[Dataset rows for apps and sites]
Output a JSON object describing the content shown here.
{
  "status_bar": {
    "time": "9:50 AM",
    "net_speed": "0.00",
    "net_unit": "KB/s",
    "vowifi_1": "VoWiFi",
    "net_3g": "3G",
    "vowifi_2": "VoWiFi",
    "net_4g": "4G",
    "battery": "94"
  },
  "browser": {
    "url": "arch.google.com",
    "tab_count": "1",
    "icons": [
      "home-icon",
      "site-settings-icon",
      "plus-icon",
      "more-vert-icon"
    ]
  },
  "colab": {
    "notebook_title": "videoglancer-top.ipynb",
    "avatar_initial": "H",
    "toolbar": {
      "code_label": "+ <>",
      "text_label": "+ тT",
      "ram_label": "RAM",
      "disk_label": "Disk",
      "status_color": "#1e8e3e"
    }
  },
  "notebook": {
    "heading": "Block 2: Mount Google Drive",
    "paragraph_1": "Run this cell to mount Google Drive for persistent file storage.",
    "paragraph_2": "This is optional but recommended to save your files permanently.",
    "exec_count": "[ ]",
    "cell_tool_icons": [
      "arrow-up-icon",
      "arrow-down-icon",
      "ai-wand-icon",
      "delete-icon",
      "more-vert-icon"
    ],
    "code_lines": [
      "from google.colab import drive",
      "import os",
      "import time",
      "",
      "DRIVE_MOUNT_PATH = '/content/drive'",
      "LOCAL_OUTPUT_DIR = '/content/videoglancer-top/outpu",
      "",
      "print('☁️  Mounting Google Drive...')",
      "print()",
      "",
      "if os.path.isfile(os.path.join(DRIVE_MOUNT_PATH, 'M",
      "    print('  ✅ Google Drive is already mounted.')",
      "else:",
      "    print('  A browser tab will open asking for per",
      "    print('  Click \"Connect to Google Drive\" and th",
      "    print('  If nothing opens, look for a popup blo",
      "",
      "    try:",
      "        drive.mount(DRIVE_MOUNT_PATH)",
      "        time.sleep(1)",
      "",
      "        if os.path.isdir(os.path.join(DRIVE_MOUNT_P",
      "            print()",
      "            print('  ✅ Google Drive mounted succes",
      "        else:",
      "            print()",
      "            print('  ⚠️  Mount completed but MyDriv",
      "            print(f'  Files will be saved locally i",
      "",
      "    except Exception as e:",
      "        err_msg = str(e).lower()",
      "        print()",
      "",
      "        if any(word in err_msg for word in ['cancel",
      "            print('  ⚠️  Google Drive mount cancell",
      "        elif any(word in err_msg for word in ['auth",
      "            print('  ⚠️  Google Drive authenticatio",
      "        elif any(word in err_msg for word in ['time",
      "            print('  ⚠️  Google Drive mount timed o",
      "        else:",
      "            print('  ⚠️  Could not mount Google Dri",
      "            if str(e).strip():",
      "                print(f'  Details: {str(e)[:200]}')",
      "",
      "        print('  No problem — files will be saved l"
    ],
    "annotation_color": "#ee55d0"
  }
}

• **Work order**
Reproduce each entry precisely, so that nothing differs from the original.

• **Problem solution**
Output a JSON object describing the content shown here.
{
  "status_bar": {
    "time": "9:50 AM",
    "net_speed": "0.00",
    "net_unit": "KB/s",
    "vowifi_1": "VoWiFi",
    "net_3g": "3G",
    "vowifi_2": "VoWiFi",
    "net_4g": "4G",
    "battery": "94"
  },
  "browser": {
    "url": "arch.google.com",
    "tab_count": "1",
    "icons": [
      "home-icon",
      "site-settings-icon",
      "plus-icon",
      "more-vert-icon"
    ]
  },
  "colab": {
    "notebook_title": "videoglancer-top.ipynb",
    "avatar_initial": "H",
    "toolbar": {
      "code_label": "+ <>",
      "text_label": "+ тT",
      "ram_label": "RAM",
      "disk_label": "Disk",
      "status_color": "#1e8e3e"
    }
  },
  "notebook": {
    "heading": "Block 2: Mount Google Drive",
    "paragraph_1": "Run this cell to mount Google Drive for persistent file storage.",
    "paragraph_2": "This is optional but recommended to save your files permanently.",
    "exec_count": "[ ]",
    "cell_tool_icons": [
      "arrow-up-icon",
      "arrow-down-icon",
      "ai-wand-icon",
      "delete-icon",
      "more-vert-icon"
    ],
    "code_lines": [
      "from google.colab import drive",
      "import os",
      "import time",
      "",
      "DRIVE_MOUNT_PATH = '/content/drive'",
      "LOCAL_OUTPUT_DIR = '/content/videoglancer-top/outpu",
      "",
      "print('☁️  Mounting Google Drive...')",
      "print()",
      "",
      "if os.path.isfile(os.path.join(DRIVE_MOUNT_PATH, 'M",
      "    print('  ✅ Google Drive is already mounted.')",
      "else:",
      "    print('  A browser tab will open asking for per",
      "    print('  Click \"Connect to Google Drive\" and th",
      "    print('  If nothing opens, look for a popup blo",
      "",
      "    try:",
      "        drive.mount(DRIVE_MOUNT_PATH)",
      "        time.sleep(1)",
      "",
      "        if os.path.isdir(os.path.join(DRIVE_MOUNT_P",
      "            print()",
      "            print('  ✅ Google Drive mounted succes",
      "        else:",
      "            print()",
      "            print('  ⚠️  Mount completed but MyDriv",
      "            print(f'  Files will be saved locally i",
      "",
      "    except Exception as e:",
      "        err_msg = str(e).lower()",
      "        print()",
      "",
      "        if any(word in err_msg for word in ['cancel",
      "            print('  ⚠️  Google Drive mount cancell",
      "        elif any(word in err_msg for word in ['auth",
      "            print('  ⚠️  Google Drive authenticatio",
      "        elif any(word in err_msg for word in ['time",
      "            print('  ⚠️  Google Drive mount timed o",
      "        else:",
      "            print('  ⚠️  Could not mount Google Dri",
      "            if str(e).strip():",
      "                print(f'  Details: {str(e)[:200]}')",
      "",
      "        print('  No problem — files will be saved l"
    ],
    "annotation_color": "#ee55d0"
  }
}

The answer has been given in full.